Susan Conrads new book
River otters can grow to 1.4 meters long and can weigh up to nearly 30 lbs. They have the longest lasting fur of the entire Otter / Weasel family. They have strong webbed feet for swimming, a long strong tail and thick claws. They usually have dark fur with a lighter belly. Their favorite foods are fish, crustaceans, amphibians, reptiles, birds and insects. River otters give birth to two or three “kits” and the… Read More
I’m honored to be working with Pacific Wild as a collaborator. Pacific Wild is one of the foremost conservation groups in North America. Find out more here: pacificwild.org/…/nature-photography-by-martin-ryer
The Importance Of Herring Like the foundation of your house, herring is the foundation on which the Great Bear Rainforest is built. It is a small fish with a major role in the lives of nearly every coastal species on land or underwater in BC. It provides an important link between tiny plankton and larger fish, marine mammals and birds. For millennia, this forage fish has provided sustenance for humans to… Read More
Thank you to all of my followers for your support! What a whirlwind of a year this has been! I am so lucky, on so many different levels. I can’t even begin to contemplate my good fortune and the incredible things I was able to experience this year and share with others. Three things do stand out though – spending a couple weeks touring through the Great Bear Rainforest in May, paddling… Read More
This year I’m honored to partner with a world class organization – Pacific Wild! pacificwild.org 100% of profits from my 2019 calendar sales, featuring iconic British Columbia Wildlife will be going to help support Pacific Wild and the important work they’re doing! Order here: zazzle.ca/2019_bc_wildlife_calendar-158681616362441140
My 2019 calendar is headed in your direction! Iconic British Columbia wildlife at it’s finest! Stay tuned to hear more about the incredible organization that I will be supporting this year and details for advanced orders.
A picture of me, standing proud in a remote estuary deep in the heart of “The Great Bear Rainforest.” I had the distinct privilege of being an assistant to our lead guide on a few different occasions. Thank you to my friend Andy Silver for taking and sending this image. Check out more of Andy’s work here: flickr.com/photos/andy999
Rock carvings and paintings are found throughout the inhabited world. In British Columbia alone, over 500 examples of this type of archaeological site have been recorded, more than in any other province in Canada.
This makes two months in a row now, April and May that I have been lucky enough to see and photograph wild Wolves.

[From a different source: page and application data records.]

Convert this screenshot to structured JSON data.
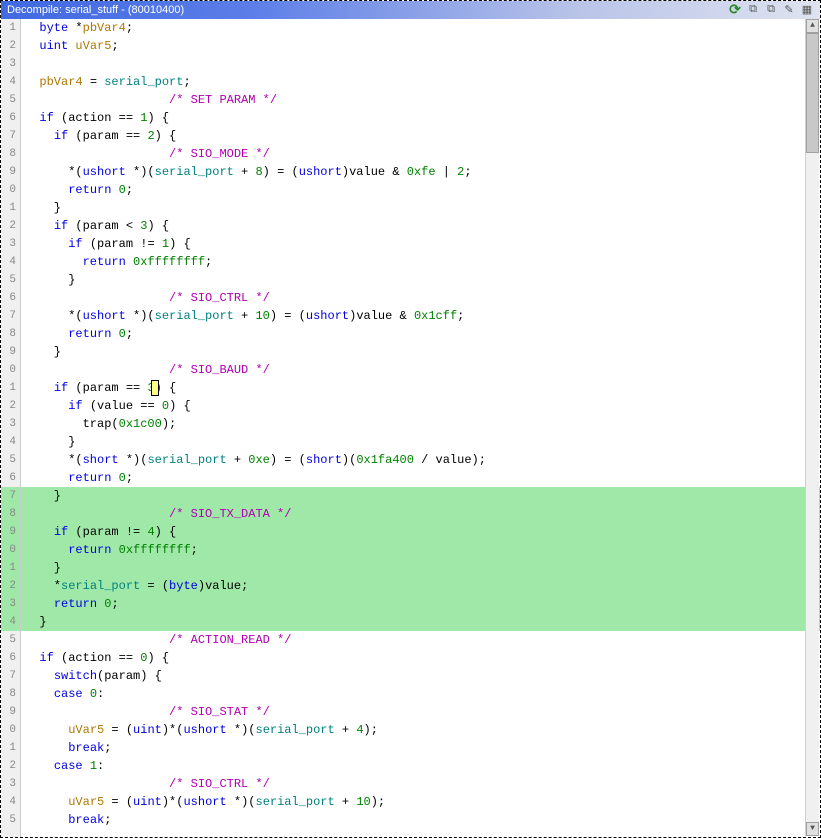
{
  "title": "Decompile: serial_stuff - (80010400)",
  "linesStart": 1,
  "highlightStart": 27,
  "highlightEnd": 34,
  "cursorLine": 21,
  "cursorCol": 18,
  "code": [
    [
      [
        "  "
      ],
      [
        "ty",
        "byte"
      ],
      [
        " *"
      ],
      [
        "var",
        "pbVar4"
      ],
      [
        ";"
      ]
    ],
    [
      [
        "  "
      ],
      [
        "ty",
        "uint"
      ],
      [
        " "
      ],
      [
        "var",
        "uVar5"
      ],
      [
        ";"
      ]
    ],
    [
      [
        "  "
      ]
    ],
    [
      [
        "  "
      ],
      [
        "var",
        "pbVar4"
      ],
      [
        " = "
      ],
      [
        "glob",
        "serial_port"
      ],
      [
        ";"
      ]
    ],
    [
      [
        "                    "
      ],
      [
        "cm",
        "/* SET PARAM */"
      ]
    ],
    [
      [
        "  "
      ],
      [
        "kw",
        "if"
      ],
      [
        " ("
      ],
      [
        "id",
        "action"
      ],
      [
        " == "
      ],
      [
        "num",
        "1"
      ],
      [
        ") {"
      ]
    ],
    [
      [
        "    "
      ],
      [
        "kw",
        "if"
      ],
      [
        " ("
      ],
      [
        "id",
        "param"
      ],
      [
        " == "
      ],
      [
        "num",
        "2"
      ],
      [
        ") {"
      ]
    ],
    [
      [
        "                    "
      ],
      [
        "cm",
        "/* SIO_MODE */"
      ]
    ],
    [
      [
        "      *("
      ],
      [
        "ty",
        "ushort"
      ],
      [
        " *)("
      ],
      [
        "glob",
        "serial_port"
      ],
      [
        " + "
      ],
      [
        "num",
        "8"
      ],
      [
        ") = ("
      ],
      [
        "ty",
        "ushort"
      ],
      [
        ")"
      ],
      [
        "id",
        "value"
      ],
      [
        " & "
      ],
      [
        "num",
        "0xfe"
      ],
      [
        " | "
      ],
      [
        "num",
        "2"
      ],
      [
        ";"
      ]
    ],
    [
      [
        "      "
      ],
      [
        "kw",
        "return"
      ],
      [
        " "
      ],
      [
        "num",
        "0"
      ],
      [
        ";"
      ]
    ],
    [
      [
        "    }"
      ]
    ],
    [
      [
        "    "
      ],
      [
        "kw",
        "if"
      ],
      [
        " ("
      ],
      [
        "id",
        "param"
      ],
      [
        " < "
      ],
      [
        "num",
        "3"
      ],
      [
        ") {"
      ]
    ],
    [
      [
        "      "
      ],
      [
        "kw",
        "if"
      ],
      [
        " ("
      ],
      [
        "id",
        "param"
      ],
      [
        " != "
      ],
      [
        "num",
        "1"
      ],
      [
        ") {"
      ]
    ],
    [
      [
        "        "
      ],
      [
        "kw",
        "return"
      ],
      [
        " "
      ],
      [
        "num",
        "0xffffffff"
      ],
      [
        ";"
      ]
    ],
    [
      [
        "      }"
      ]
    ],
    [
      [
        "                    "
      ],
      [
        "cm",
        "/* SIO_CTRL */"
      ]
    ],
    [
      [
        "      *("
      ],
      [
        "ty",
        "ushort"
      ],
      [
        " *)("
      ],
      [
        "glob",
        "serial_port"
      ],
      [
        " + "
      ],
      [
        "num",
        "10"
      ],
      [
        ") = ("
      ],
      [
        "ty",
        "ushort"
      ],
      [
        ")"
      ],
      [
        "id",
        "value"
      ],
      [
        " & "
      ],
      [
        "num",
        "0x1cff"
      ],
      [
        ";"
      ]
    ],
    [
      [
        "      "
      ],
      [
        "kw",
        "return"
      ],
      [
        " "
      ],
      [
        "num",
        "0"
      ],
      [
        ";"
      ]
    ],
    [
      [
        "    }"
      ]
    ],
    [
      [
        "                    "
      ],
      [
        "cm",
        "/* SIO_BAUD */"
      ]
    ],
    [
      [
        "    "
      ],
      [
        "kw",
        "if"
      ],
      [
        " ("
      ],
      [
        "id",
        "param"
      ],
      [
        " == "
      ],
      [
        "num",
        "3"
      ],
      [
        ") {"
      ]
    ],
    [
      [
        "      "
      ],
      [
        "kw",
        "if"
      ],
      [
        " ("
      ],
      [
        "id",
        "value"
      ],
      [
        " == "
      ],
      [
        "num",
        "0"
      ],
      [
        ") {"
      ]
    ],
    [
      [
        "        "
      ],
      [
        "fn",
        "trap"
      ],
      [
        "("
      ],
      [
        "num",
        "0x1c00"
      ],
      [
        ");"
      ]
    ],
    [
      [
        "      }"
      ]
    ],
    [
      [
        "      *("
      ],
      [
        "ty",
        "short"
      ],
      [
        " *)("
      ],
      [
        "glob",
        "serial_port"
      ],
      [
        " + "
      ],
      [
        "num",
        "0xe"
      ],
      [
        ") = ("
      ],
      [
        "ty",
        "short"
      ],
      [
        ")("
      ],
      [
        "num",
        "0x1fa400"
      ],
      [
        " / "
      ],
      [
        "id",
        "value"
      ],
      [
        ");"
      ]
    ],
    [
      [
        "      "
      ],
      [
        "kw",
        "return"
      ],
      [
        " "
      ],
      [
        "num",
        "0"
      ],
      [
        ";"
      ]
    ],
    [
      [
        "    }"
      ]
    ],
    [
      [
        "                    "
      ],
      [
        "cm",
        "/* SIO_TX_DATA */"
      ]
    ],
    [
      [
        "    "
      ],
      [
        "kw",
        "if"
      ],
      [
        " ("
      ],
      [
        "id",
        "param"
      ],
      [
        " != "
      ],
      [
        "num",
        "4"
      ],
      [
        ") {"
      ]
    ],
    [
      [
        "      "
      ],
      [
        "kw",
        "return"
      ],
      [
        " "
      ],
      [
        "num",
        "0xffffffff"
      ],
      [
        ";"
      ]
    ],
    [
      [
        "    }"
      ]
    ],
    [
      [
        "    *"
      ],
      [
        "glob",
        "serial_port"
      ],
      [
        " = ("
      ],
      [
        "ty",
        "byte"
      ],
      [
        ")"
      ],
      [
        "id",
        "value"
      ],
      [
        ";"
      ]
    ],
    [
      [
        "    "
      ],
      [
        "kw",
        "return"
      ],
      [
        " "
      ],
      [
        "num",
        "0"
      ],
      [
        ";"
      ]
    ],
    [
      [
        "  }"
      ]
    ],
    [
      [
        "                    "
      ],
      [
        "cm",
        "/* ACTION_READ */"
      ]
    ],
    [
      [
        "  "
      ],
      [
        "kw",
        "if"
      ],
      [
        " ("
      ],
      [
        "id",
        "action"
      ],
      [
        " == "
      ],
      [
        "num",
        "0"
      ],
      [
        ") {"
      ]
    ],
    [
      [
        "    "
      ],
      [
        "kw",
        "switch"
      ],
      [
        "("
      ],
      [
        "id",
        "param"
      ],
      [
        ") {"
      ]
    ],
    [
      [
        "    "
      ],
      [
        "kw",
        "case"
      ],
      [
        " "
      ],
      [
        "num",
        "0"
      ],
      [
        ":"
      ]
    ],
    [
      [
        "                    "
      ],
      [
        "cm",
        "/* SIO_STAT */"
      ]
    ],
    [
      [
        "      "
      ],
      [
        "var",
        "uVar5"
      ],
      [
        " = ("
      ],
      [
        "ty",
        "uint"
      ],
      [
        ")*("
      ],
      [
        "ty",
        "ushort"
      ],
      [
        " *)("
      ],
      [
        "glob",
        "serial_port"
      ],
      [
        " + "
      ],
      [
        "num",
        "4"
      ],
      [
        ");"
      ]
    ],
    [
      [
        "      "
      ],
      [
        "kw",
        "break"
      ],
      [
        ";"
      ]
    ],
    [
      [
        "    "
      ],
      [
        "kw",
        "case"
      ],
      [
        " "
      ],
      [
        "num",
        "1"
      ],
      [
        ":"
      ]
    ],
    [
      [
        "                    "
      ],
      [
        "cm",
        "/* SIO_CTRL */"
      ]
    ],
    [
      [
        "      "
      ],
      [
        "var",
        "uVar5"
      ],
      [
        " = ("
      ],
      [
        "ty",
        "uint"
      ],
      [
        ")*("
      ],
      [
        "ty",
        "ushort"
      ],
      [
        " *)("
      ],
      [
        "glob",
        "serial_port"
      ],
      [
        " + "
      ],
      [
        "num",
        "10"
      ],
      [
        ");"
      ]
    ],
    [
      [
        "      "
      ],
      [
        "kw",
        "break"
      ],
      [
        ";"
      ]
    ]
  ]
}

I’m getting closer and closer to “the shot” I want. I was pretty far out when I created this image before the Wolf ran off. That’s a good thing though, to know that it was not habituated or tolerant of human presence.